Here is another Cypripedium for the orchids of Manitoba series. About 45 species of Cypripedium are recognized, with twelve occurring in North America (link shows 11 of the 12 species; the twelfth being the most difficult to access and find). This was the eighth of those twelve I’ve observed in bloom in the wild; I would have seen a ninth (Cypripedium candidum) had it not been for a late frost in Manitoba damaging the flowers (more on this tomorrow).
Cypripedium arietinum, or ram’s-head lady’s-slipper, is native to southern Canada and northeastern United States. As the Flora of North America notes, it is a species of “dry to moist open coniferous and mixed forests, coniferous-forested fens, [and] beach thickets”. Habitat for the dozen or so individuals I observed was in coniferous-forested fens.

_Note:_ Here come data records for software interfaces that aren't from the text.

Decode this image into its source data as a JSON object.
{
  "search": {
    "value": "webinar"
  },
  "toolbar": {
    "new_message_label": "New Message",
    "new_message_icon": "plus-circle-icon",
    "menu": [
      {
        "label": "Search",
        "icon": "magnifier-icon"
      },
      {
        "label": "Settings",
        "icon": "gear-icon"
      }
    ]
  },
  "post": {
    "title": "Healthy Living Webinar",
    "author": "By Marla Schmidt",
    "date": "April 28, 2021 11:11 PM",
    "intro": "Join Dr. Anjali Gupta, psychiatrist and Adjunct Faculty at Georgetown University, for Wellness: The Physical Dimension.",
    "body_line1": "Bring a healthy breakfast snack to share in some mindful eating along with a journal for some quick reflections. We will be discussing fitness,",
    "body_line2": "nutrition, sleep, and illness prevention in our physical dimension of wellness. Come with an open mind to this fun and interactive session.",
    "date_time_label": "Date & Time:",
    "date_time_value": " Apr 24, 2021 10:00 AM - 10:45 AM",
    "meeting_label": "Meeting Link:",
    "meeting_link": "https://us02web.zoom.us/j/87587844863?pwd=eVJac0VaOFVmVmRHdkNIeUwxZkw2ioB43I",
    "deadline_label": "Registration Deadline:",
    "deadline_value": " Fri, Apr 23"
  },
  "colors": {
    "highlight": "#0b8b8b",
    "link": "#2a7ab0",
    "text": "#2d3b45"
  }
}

The species is considered rare or threatened throughout most of its range, though the Minnesota Department of Natural Resources has an excellent factsheet on Cypripedium arietinum that mentions a wider distribution previously (on a geological time scale).